On a breezy March afternoon back in 2013, I found myself alone at home with my 30-day old. No grandparents, no nanny, no partner. She was awake and like every great mother on planet earth, I had no idea what to do with her! We held each other for a bit, strolled on the terrace, listened to some R.D.Burman and then started wailing… me, not her. As she looked at me, bemused, I pulled up a newspaper and started reading an interview of Nawazuddin Siddiqui…loudly. No mother wants to reveal to her child that she is totally freaked out by this whole mom thing. She listened, spellbound. No one cried. We were both now really trying to understand the nuanced performance of a great actor. I had discovered a way to hang out with my bub, all by myself. “Am I the coolest mom, or what?!” I said to myself. Reading is our thing, we decided.
I was never big on reading as a kid and like most people in my generation I grew up on ghastly Bollywood of the 80s and Krishi Darshan – a heady cocktail of TV and cinema. I used to be envious of all those people who would quote literary greats without batting an eyelid. MY CHILD WAS GOING TO BE BETTER AT READING THAN ME – I had promised myself during my pregnancy. Little did I realize that I had to learn to be a good reader myself first. Except, I could hardly ever read anything over a hundred pages. So it was highly unlikely that she would find me reading anything apart from newspapers, magazines, comics or emails. But then, thanks to listicles on the Internet, I found out about some of the best children’s books from around the world and I got us some of those. The best bit about reading aloud was that it helped me channel my inner actress and unleash my acting prowess onto an audience member who had little choice in the matter. But over the last three and a half years of reading to her every night, this is what I have discovered –
1. Children’s books are far more entertaining than adult books.
2. Reading is not such a chore once you actually get down to it. Picture books can be read cover to cover in 15-20 minutes flat. That includes interesting questions that accompany the storytelling too. You’ll learn to think of it as 15-minutes of entertaining your child and letting your hair down as well.
3. Over a period of listening to the stories and lives of different characters, my child learned empathy and she also learned to name her emotions. This, I feel, is critical to her emotional growth and also helps her communicate difficult emotions like frustration, anger, fear, etc. effectively.

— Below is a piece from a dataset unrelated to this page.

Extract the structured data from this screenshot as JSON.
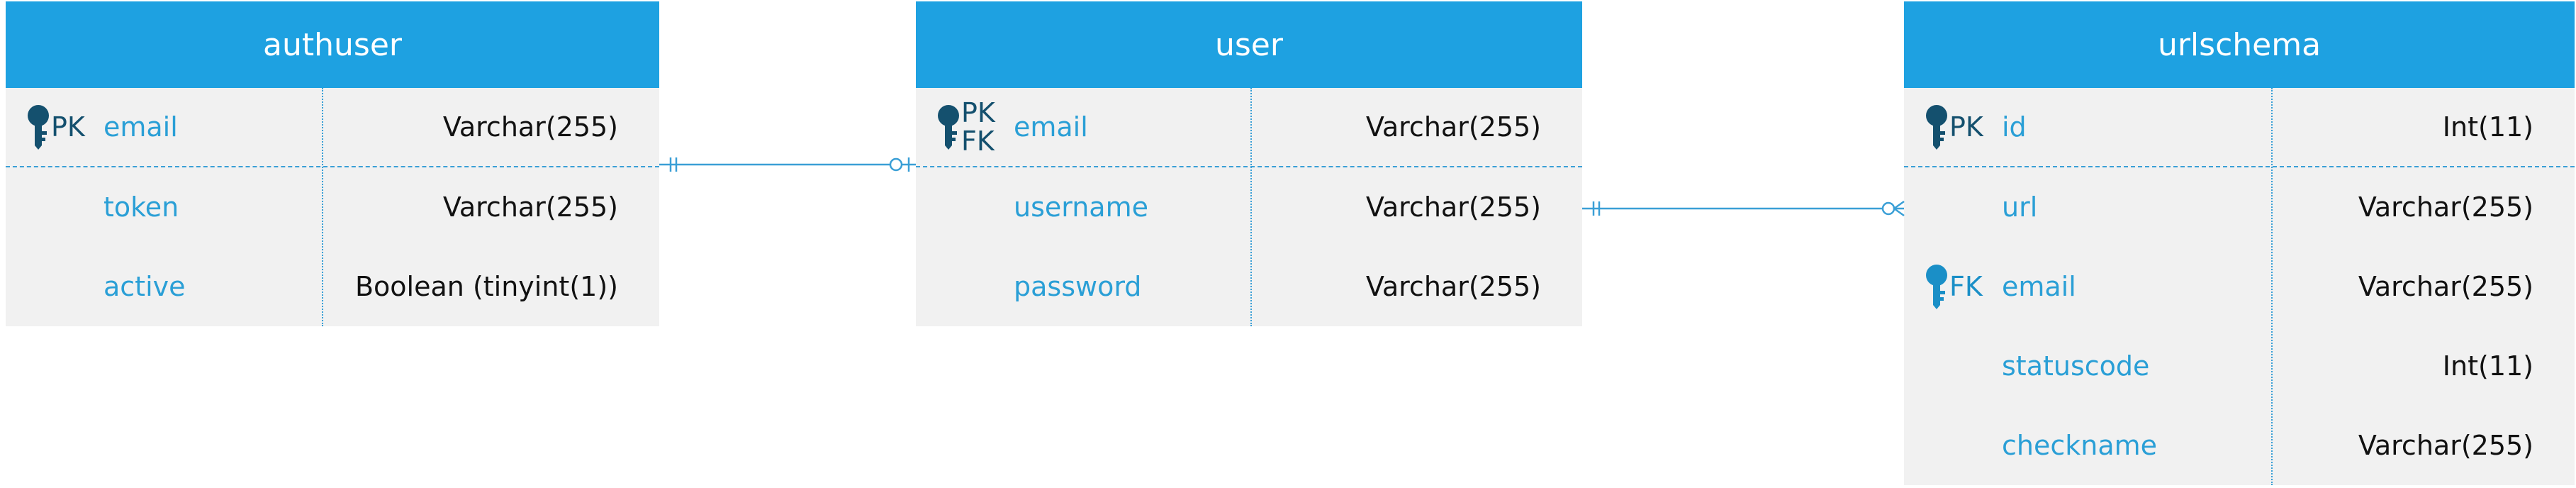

4. Due to the lack of recreation options in the city I live in, we have had to resign to longer reading spells during summer break, thanks to rains and other extreme weather conditions that stall all football matches in the playground. Over a period of time, we’ve read books that appeal to both of us. Like the Nawazzuddin Siddiqui interview that I read to her as a month old baby, I’ve even read out loud Shel Silverstein and Gulzar’s poetry, which she is too young to understand. It has helped her discover new words. Sample this – she told me one evening that the rain had ‘ruined’ her paper boat. I remember learning this word much later in life and here I had a puny 30-month-old mouthing this word in its perfect usage to me.
5. Given that we’ve known each other only 3 years or so, the characters in books have helped us form a collective history with each other. They become talking points at dinner or reference points for certain characteristic behaviors. All this has helped us develop unique ways of communication, acquired mannerisms, and bond over them. As a parent, I really treasure it.
After all this, I am tempted to ask my Dad to read to me tonight. It might be an Urdu text and I might even pick up a few words to later make my own.